*Work task*
Omit all pictures, then print the entries exactly.

*Task data*
%%

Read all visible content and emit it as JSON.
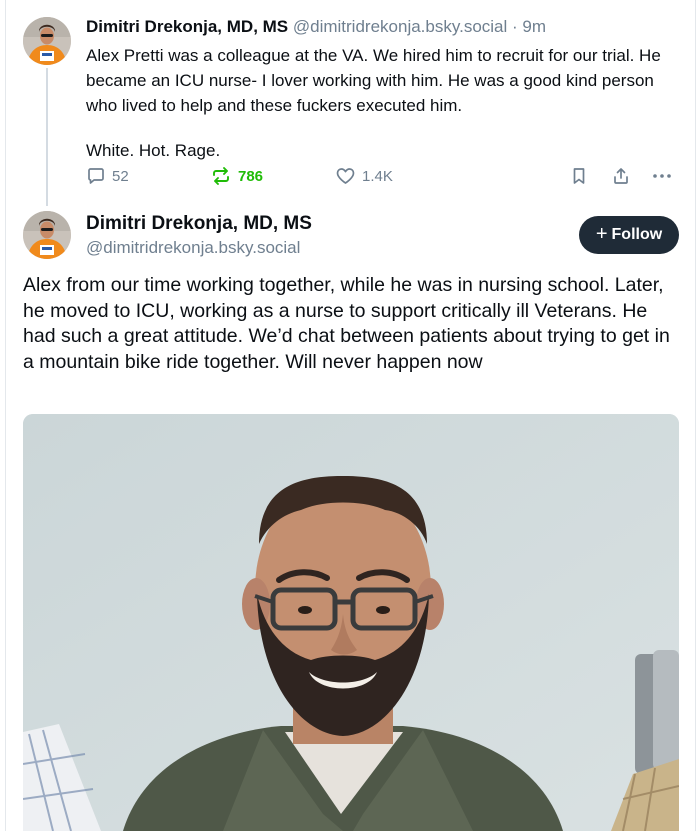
{
  "parent_post": {
    "author_name": "Dimitri Drekonja, MD, MS",
    "handle": "@dimitridrekonja.bsky.social",
    "separator": "·",
    "time": "9m",
    "text_paragraph_1": "Alex Pretti was a colleague at the VA. We hired him to recruit for our trial. He became an ICU nurse- I lover working with him. He was a good kind person who lived to help and these fuckers executed him.",
    "text_paragraph_2": "White. Hot. Rage.",
    "reply_count": "52",
    "repost_count": "786",
    "like_count": "1.4K",
    "reposted": true
  },
  "main_post": {
    "author_name": "Dimitri Drekonja, MD, MS",
    "handle": "@dimitridrekonja.bsky.social",
    "follow_label": "Follow",
    "follow_plus": "+",
    "text": "Alex from our time working together, while he was in nursing school. Later, he moved to ICU, working as a nurse to support critically ill Veterans. He had such a great attitude. We’d chat between patients about trying to get in a mountain bike ride together. Will never happen now"
  },
  "icons": {
    "reply": "speech-bubble-icon",
    "repost": "repost-arrows-icon",
    "like": "heart-icon",
    "bookmark": "bookmark-icon",
    "share": "share-icon",
    "more": "ellipsis-icon"
  },
  "colors": {
    "text": "#0b0f14",
    "muted": "#6f7f8f",
    "repost_active": "#20bc07",
    "follow_bg": "#1f2b37",
    "thread_line": "#d4dbe2"
  }
}
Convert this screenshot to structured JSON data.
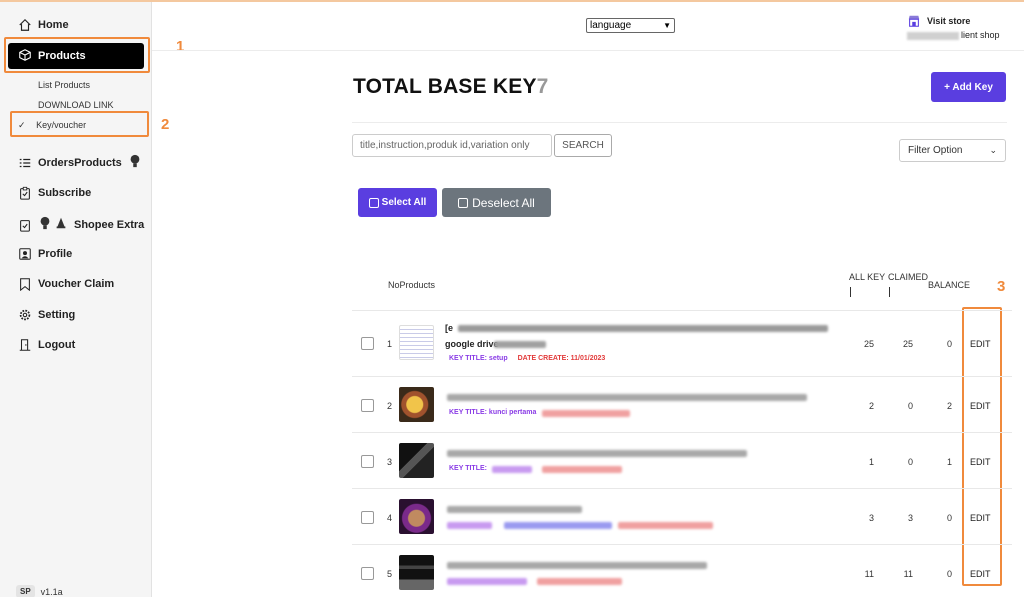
{
  "sidebar": {
    "home": "Home",
    "products": "Products",
    "list_products": "List Products",
    "download_link": "DOWNLOAD LINK",
    "key_voucher": "Key/voucher",
    "orders_products": "OrdersProducts",
    "subscribe": "Subscribe",
    "shopee_extra": "Shopee Extra",
    "profile": "Profile",
    "voucher_claim": "Voucher Claim",
    "setting": "Setting",
    "logout": "Logout",
    "avatar_initials": "SP",
    "version": "v1.1a"
  },
  "annotations": {
    "n1": "1",
    "n2": "2",
    "n3": "3",
    "color": "#f08a3c"
  },
  "header": {
    "language": "language",
    "visit_store": "Visit store",
    "shop_name_suffix": "lient shop"
  },
  "main": {
    "title": "TOTAL BASE KEY",
    "title_count": "7",
    "add_key": "+ Add Key",
    "search_placeholder": "title,instruction,produk id,variation only",
    "search_button": "SEARCH",
    "filter": "Filter Option",
    "select_all": "Select All",
    "deselect_all": "Deselect All",
    "accent": "#5a3ee0"
  },
  "table": {
    "headers": {
      "no_products": "NoProducts",
      "all_key": "ALL KEY",
      "claimed": "CLAIMED",
      "balance": "BALANCE"
    },
    "edit_label": "EDIT",
    "rows": [
      {
        "no": "1",
        "title_prefix": "[e",
        "title_line2": "google drive",
        "key_title": "KEY TITLE: setup",
        "date_create": "DATE CREATE: 11/01/2023",
        "all_key": "25",
        "claimed": "25",
        "balance": "0"
      },
      {
        "no": "2",
        "key_title": "KEY TITLE: kunci pertama",
        "all_key": "2",
        "claimed": "0",
        "balance": "2"
      },
      {
        "no": "3",
        "key_title": "KEY TITLE:",
        "all_key": "1",
        "claimed": "0",
        "balance": "1"
      },
      {
        "no": "4",
        "all_key": "3",
        "claimed": "3",
        "balance": "0"
      },
      {
        "no": "5",
        "all_key": "11",
        "claimed": "11",
        "balance": "0"
      }
    ]
  }
}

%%

*Output of the task*
Read all visible content and emit it as JSON.
{
  "parent_post": {
    "author_name": "Dimitri Drekonja, MD, MS",
    "handle": "@dimitridrekonja.bsky.social",
    "separator": "·",
    "time": "9m",
    "text_paragraph_1": "Alex Pretti was a colleague at the VA. We hired him to recruit for our trial. He became an ICU nurse- I lover working with him. He was a good kind person who lived to help and these fuckers executed him.",
    "text_paragraph_2": "White. Hot. Rage.",
    "reply_count": "52",
    "repost_count": "786",
    "like_count": "1.4K",
    "reposted": true
  },
  "main_post": {
    "author_name": "Dimitri Drekonja, MD, MS",
    "handle": "@dimitridrekonja.bsky.social",
    "follow_label": "Follow",
    "follow_plus": "+",
    "text": "Alex from our time working together, while he was in nursing school. Later, he moved to ICU, working as a nurse to support critically ill Veterans. He had such a great attitude. We’d chat between patients about trying to get in a mountain bike ride together. Will never happen now"
  },
  "icons": {
    "reply": "speech-bubble-icon",
    "repost": "repost-arrows-icon",
    "like": "heart-icon",
    "bookmark": "bookmark-icon",
    "share": "share-icon",
    "more": "ellipsis-icon"
  },
  "colors": {
    "text": "#0b0f14",
    "muted": "#6f7f8f",
    "repost_active": "#20bc07",
    "follow_bg": "#1f2b37",
    "thread_line": "#d4dbe2"
  }
}
Convert this screenshot to structured JSON data.
{
  "sidebar": {
    "home": "Home",
    "products": "Products",
    "list_products": "List Products",
    "download_link": "DOWNLOAD LINK",
    "key_voucher": "Key/voucher",
    "orders_products": "OrdersProducts",
    "subscribe": "Subscribe",
    "shopee_extra": "Shopee Extra",
    "profile": "Profile",
    "voucher_claim": "Voucher Claim",
    "setting": "Setting",
    "logout": "Logout",
    "avatar_initials": "SP",
    "version": "v1.1a"
  },
  "annotations": {
    "n1": "1",
    "n2": "2",
    "n3": "3",
    "color": "#f08a3c"
  },
  "header": {
    "language": "language",
    "visit_store": "Visit store",
    "shop_name_suffix": "lient shop"
  },
  "main": {
    "title": "TOTAL BASE KEY",
    "title_count": "7",
    "add_key": "+ Add Key",
    "search_placeholder": "title,instruction,produk id,variation only",
    "search_button": "SEARCH",
    "filter": "Filter Option",
    "select_all": "Select All",
    "deselect_all": "Deselect All",
    "accent": "#5a3ee0"
  },
  "table": {
    "headers": {
      "no_products": "NoProducts",
      "all_key": "ALL KEY",
      "claimed": "CLAIMED",
      "balance": "BALANCE"
    },
    "edit_label": "EDIT",
    "rows": [
      {
        "no": "1",
        "title_prefix": "[e",
        "title_line2": "google drive",
        "key_title": "KEY TITLE: setup",
        "date_create": "DATE CREATE: 11/01/2023",
        "all_key": "25",
        "claimed": "25",
        "balance": "0"
      },
      {
        "no": "2",
        "key_title": "KEY TITLE: kunci pertama",
        "all_key": "2",
        "claimed": "0",
        "balance": "2"
      },
      {
        "no": "3",
        "key_title": "KEY TITLE:",
        "all_key": "1",
        "claimed": "0",
        "balance": "1"
      },
      {
        "no": "4",
        "all_key": "3",
        "claimed": "3",
        "balance": "0"
      },
      {
        "no": "5",
        "all_key": "11",
        "claimed": "11",
        "balance": "0"
      }
    ]
  }
}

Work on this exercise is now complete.